Warrior. Softball player. Leader.
Kayla Green is an amazing human being. When we started on this journey with the Next Season, we were surprised by Kayla’s impact on her community. After, meeting her and spending time learning all the things that make her tick, we finally understood. Kayla grew up with unsettled home life. Her parents were in and out of her life. She ended up being raised by her Softball Coach, and at one point, even moving into his home to live with his family. We were so impressed by her work ethic and leadership qualities, we hired her. Kayla has now joined the RIP-IT family and is pursuing her dream of coaching Travel Ball.
It’s great getting to work with people who we find inspiring. Kayla wants to continue to grow the game of softball and inspire the players that are coming after her. Despite all the things that happened in her childhood, she still became a D1 College Softball Player and helped Arkansas win the SEC Championship in her final year.
Tell us about what it was like for you growing up?
When I was 13, things got really chaotic. My mom was on drugs and my step-dad was in jail. I had to step into the mom role to take care of my brother and sister. I was taking care of them until my mom told me that she could no longer take care of us. She told me that I would end up going down with her if I stayed. I moved in with Brian and Nicole who became my ‘kind of’ adoptive parents. And I lived with them until I moved too Arkansas. My brother and sister moved in with their grandparents. It was just really chaotic growing up. When my mom wasn’t on drugs, she tried to do what was best for me.

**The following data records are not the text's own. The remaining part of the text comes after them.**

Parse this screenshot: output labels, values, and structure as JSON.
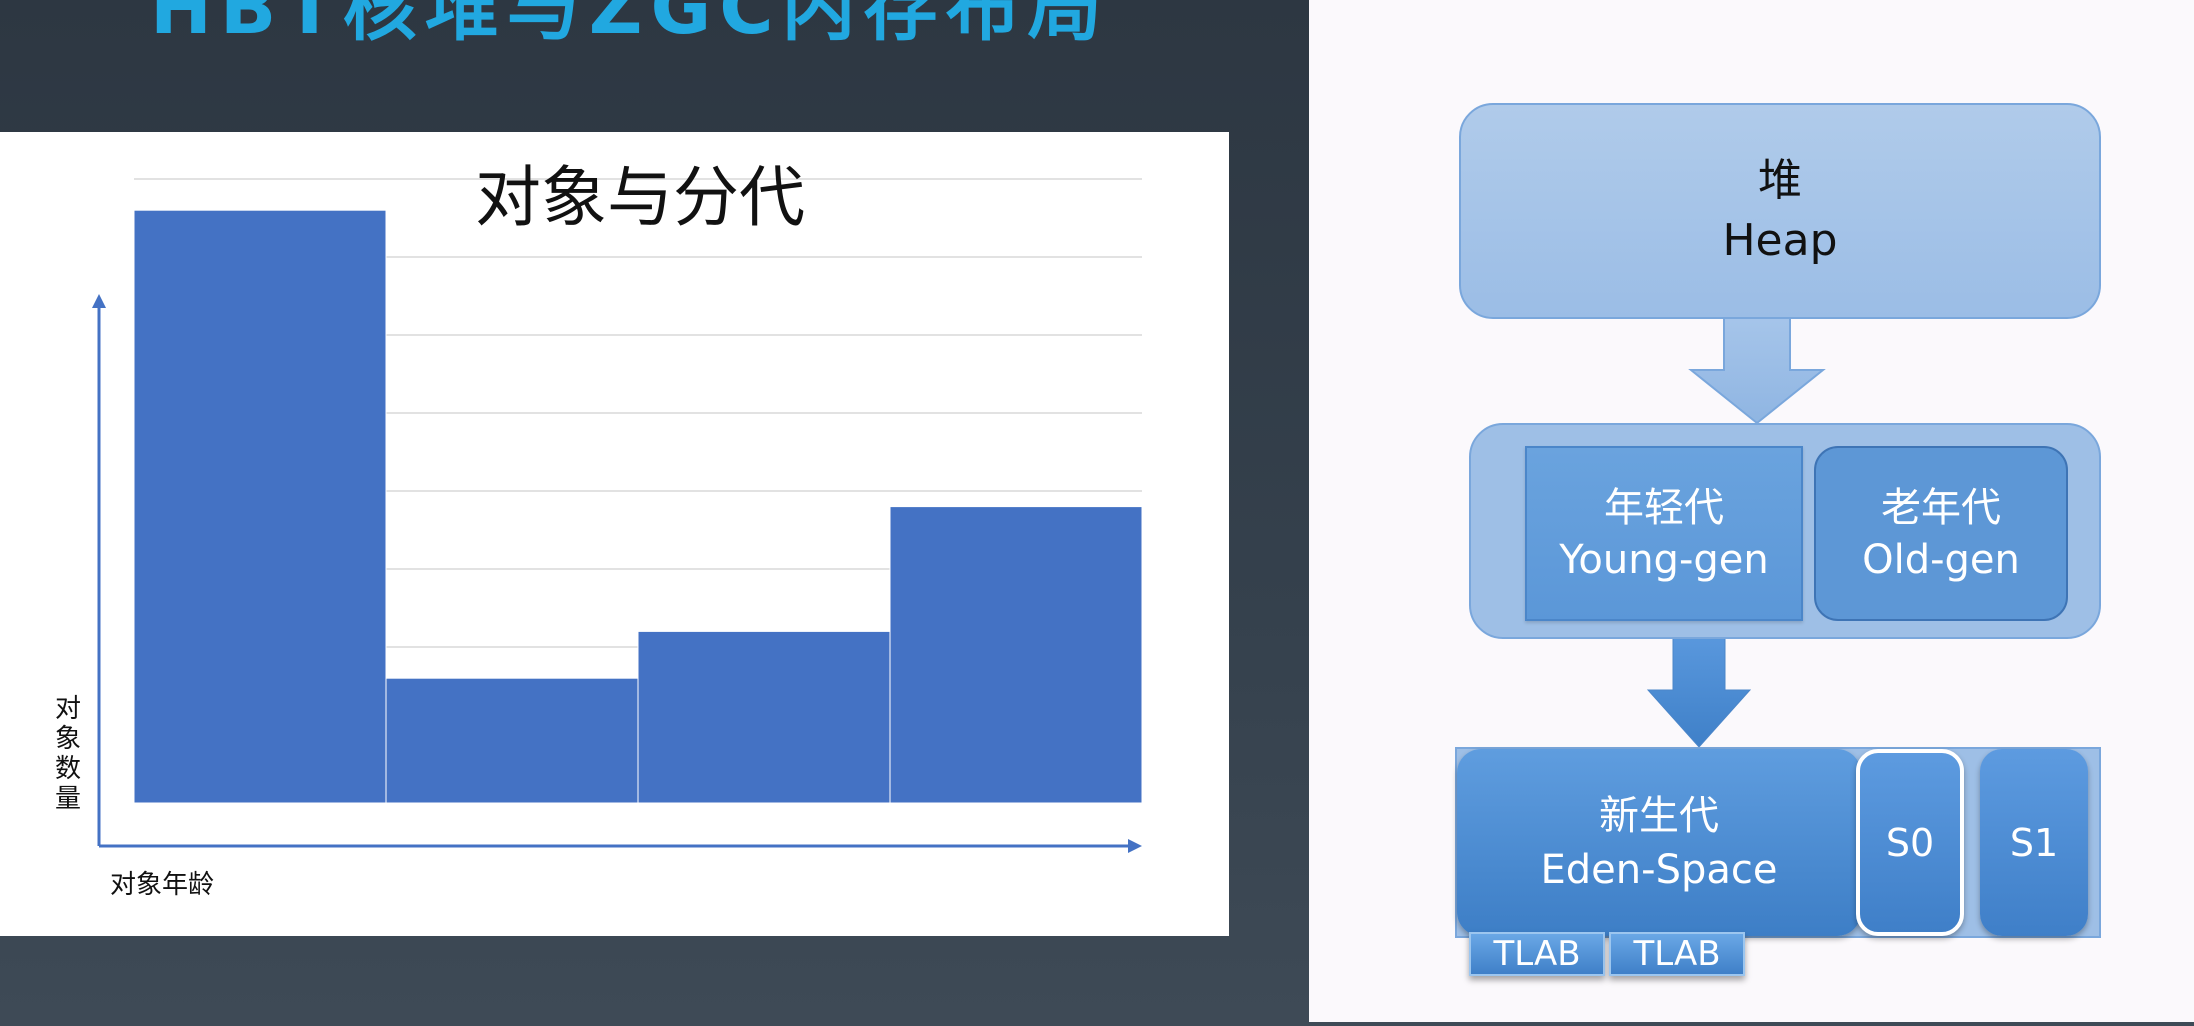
{
  "slide": {
    "title": "HBT核堆与ZGC内存布局"
  },
  "chart_data": {
    "type": "bar",
    "title": "对象与分代",
    "xlabel": "对象年龄",
    "ylabel": "对象数量",
    "categories": [
      "",
      "",
      "",
      ""
    ],
    "values": [
      7.6,
      1.6,
      2.2,
      3.8
    ],
    "ylim": [
      0,
      8
    ],
    "grid": true,
    "colors": {
      "bar": "#4472c4",
      "axis": "#4472c4",
      "grid": "#d9d9d9"
    }
  },
  "diagram": {
    "heap": {
      "line1": "堆",
      "line2": "Heap"
    },
    "young": {
      "line1": "年轻代",
      "line2": "Young-gen"
    },
    "old": {
      "line1": "老年代",
      "line2": "Old-gen"
    },
    "eden": {
      "line1": "新生代",
      "line2": "Eden-Space"
    },
    "s0": "S0",
    "s1": "S1",
    "tlab1": "TLAB",
    "tlab2": "TLAB",
    "colors": {
      "box_light": "#9ebfe6",
      "box_mid": "#5b97d8",
      "box_dark": "#3d7ec6"
    }
  }
}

My mom is clean and sober now. And doing really great. We are best friends today.
How does softball fit into your story?
Without softball, our two families would have never come together. Softball was like my therapy. Probably more expensive than therapy. If I was having a hard day, I would just go softball and have a hard practice. It was great to have that stress relief at such a young age. Softball gave me a lot of structure. Softball kept me from following my family’s history of making bad decisions. I knew if I got in trouble, I couldn’t play softball. Softball really kept me on a good path in life and it gave me every opportunity that I could ask for. Softball has given me a free education, housing, a roof over my head, really everything those 4 years at Arkansas.
What travel ball organizations did you play for?

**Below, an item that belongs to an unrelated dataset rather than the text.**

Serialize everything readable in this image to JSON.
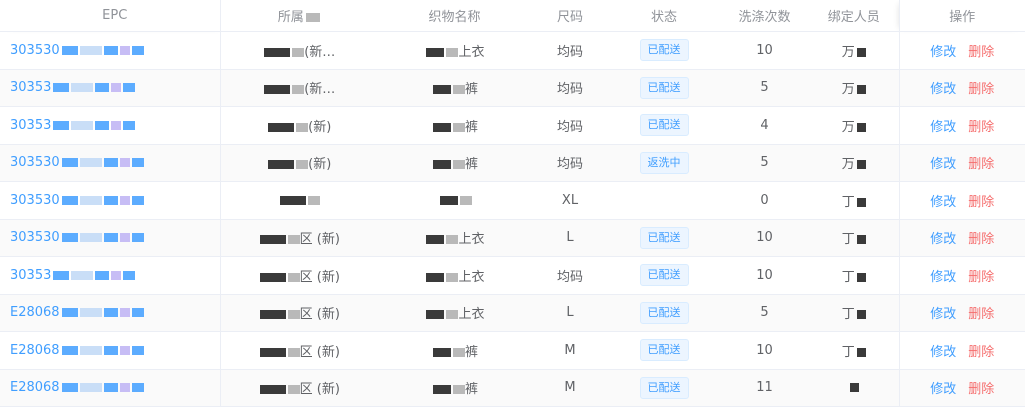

So Cal Athletics
Why did you pick Arkansas?
It was far from home. I’m going to go wherever I can get a full ride, get money, and afford school. The biggest thing for me was to go somewhere I know I could be on my own and be successful on my own. Arkansas was in a small college town. I loved Coach Deifel and everything she was trying to do to build a program there. It was an SEC school. It was a small college town. I loved everything about it. It didn’t matter how good we were going to be. When I started talking to Coach Deifel about it, I knew it was going to be a challenge. I realized that this was going to be challenging and that’s what I liked about it. That’s what I really loved about Arkansas. By picking this school, It was forcing me to do something different and to be something different.
What was your favorite game?
I hit two hrs against Alabama.
Who are your biggest mentors?
Coach Deifel. She’s an All- American championship catcher. Sometimes you forget that she’s this big-time amazing catcher because she’s such a mom while she’s coaching. She is someone we all want to be like when we’re older. Very successful. Family oriented. I knew I could always rely on her or go to her when I needed anything.
Brian. He took me. He saw something in me that maybe I didn’t see in myself when I was 14 years old. He knew I was always going to do great things. Without him, I wouldn’t be where I’m at today.
What’s the most important thing that you’ve learned from them?
Never give up. When life kind of sucks, when you feel like life’s going against you, and you totally feel like quitting, just keep chugging along.
What were your first thoughts when you were going through the design process?
It was really cool. I had like a million questions coming at me when we started. It was kind of awkward. I had no idea where this was going to go. At that point, it was all just talk. I told you guys my story and then I answered a bunch of questions. I was just decided that I wasn’t going to create any expectations and we were just going to go with it.
Tell us about the moment you decided on the actual design of the collection?
Colleen presented me with like 50 million ideas. And then I was like, Colleen you should pick the design. And then she was like no, you need to pick it. So we started to talk through them. Colleen then suggested that we do something around Samurai. They are calm and self-motivated. And I was like ‘that’s me!’ Let’s do that. It was very casual. It wasn’t like the movies. I was just like, “yeah, let’s do that.”
The red was similar to Razorback Red. It wasn’t the same as Razorback red. The red represents where I spent the last four years. It was meant to represent Arkansas. I wanted to continue to represent Arkansas through the cleats.
They are calm, cool, and collected. They are very self-motivated. Straight forward. Fighter. And that’s how I view myself. That’s the type of person I want to project.
Why the wave?
It represents that life has its ups and downs. It’s just a continuous cycle. Waves never stop. Whether they are little or they’re big. And that’s life. Your ups and downs never stop. It’s just that some are little and some are big. The waves represent the ups and downs of my life. No matter what, you survive the downs because there will be ups. And the ups are way bigger than the downs!